There is an old tale that tells of a woman who wanted to find the meaning of life. She set about discovering it by reading everything she thought would be relevant to this mission. She studied history, philosophy, psychology and religion. Dissatisfied that she had learned enough, the woman entered into a series of spiritual practices that were intended to help the inquirer’s quest. She practiced yoga, she did breathing exercises, she fasted, chanted, meditated, memorized scripture verses, drew mandalas and walked labyrinths.
But still, she felt she had not grasped life’s essential meaning. And so the woman placed all her possessions in storage and set off on a pilgrimage to far-off places.
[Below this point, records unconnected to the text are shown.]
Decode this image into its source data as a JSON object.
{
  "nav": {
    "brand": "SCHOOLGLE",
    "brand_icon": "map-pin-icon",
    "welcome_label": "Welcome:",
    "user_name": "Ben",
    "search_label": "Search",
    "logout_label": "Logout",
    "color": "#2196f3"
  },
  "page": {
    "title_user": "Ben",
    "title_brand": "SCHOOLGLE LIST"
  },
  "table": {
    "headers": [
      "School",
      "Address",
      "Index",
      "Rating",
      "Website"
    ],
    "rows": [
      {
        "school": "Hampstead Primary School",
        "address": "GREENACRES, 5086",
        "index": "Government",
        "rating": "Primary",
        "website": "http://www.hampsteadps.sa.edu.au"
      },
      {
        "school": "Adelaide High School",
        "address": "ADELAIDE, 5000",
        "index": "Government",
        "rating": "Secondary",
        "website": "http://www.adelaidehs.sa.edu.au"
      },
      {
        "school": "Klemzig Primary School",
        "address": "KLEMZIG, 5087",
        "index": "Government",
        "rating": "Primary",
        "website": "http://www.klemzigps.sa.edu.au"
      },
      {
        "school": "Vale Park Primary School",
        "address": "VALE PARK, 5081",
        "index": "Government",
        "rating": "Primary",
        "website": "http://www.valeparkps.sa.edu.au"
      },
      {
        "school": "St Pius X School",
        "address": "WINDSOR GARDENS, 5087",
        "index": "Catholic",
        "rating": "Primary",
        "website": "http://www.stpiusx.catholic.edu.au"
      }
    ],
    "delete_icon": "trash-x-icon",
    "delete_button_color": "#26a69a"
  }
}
Africa, South America, Australia, Antarctica and India were among her stops. Along the way she heard of a man who lived in Nepal who was renowned for his great wisdom and insight. “Surely this man will be able to tell me the meaning of life,” the woman thought.
So setting a new course, she trekked deep into the Himalayas until she reached the little hut where the man lived. She knocked excitedly at the door and when the door opened she blurted, “I have come halfway around the world to ask you one question. What is the meaning of life?”
“Please come in and have some tea,” the hut’s occupant responded. “But I don’t want tea,” she said, “I just want an answer. I want to know the meaning of life!” However, the woman agreed to enter the hut and share tea with the wise man. Slowly and methodically the man brewed the tea as all the while the woman told him of the lectures she had attended, the places she had traveled, and the books she had read in her quest to find meaning.
Finally the man placed a cup in her hand and started to pour the tea. The woman scarcely noticed what he was doing, as she was still talking. But when the cup was entirely full, the hot tea began to overflow onto the woman’s hand. “What are you doing?” she yelled. “Can’t you see the cup is full? There’s no more room!” “Just so,” the man said. “You’ve come here wanting something from me,” he continued, “but what am I to do? There’s no more room in your cup. Come back when you are empty, and then we’ll talk.”
That clever little tale is a favorite of ours. It stands as a helpful warning to us that when we get too full of ourselves – of all we think we know, of all our supposed achievements, of all our little triumphs – we may actually be in danger of missing the greatest opportunities just waiting to come our way.
Many Christian mystics and sages across the years have advocated a practice that may seem to those of us with full lives to be a very strange and foreign idea. They suggest that we empty ourselves. Only by running on empty, they say, do we remain open to receiving the goodness, the grace, the wisdom and the spirit of God.
So why not try it? Try letting a little of yourself drain away, and allowing something more meaningful and sustaining to pour in.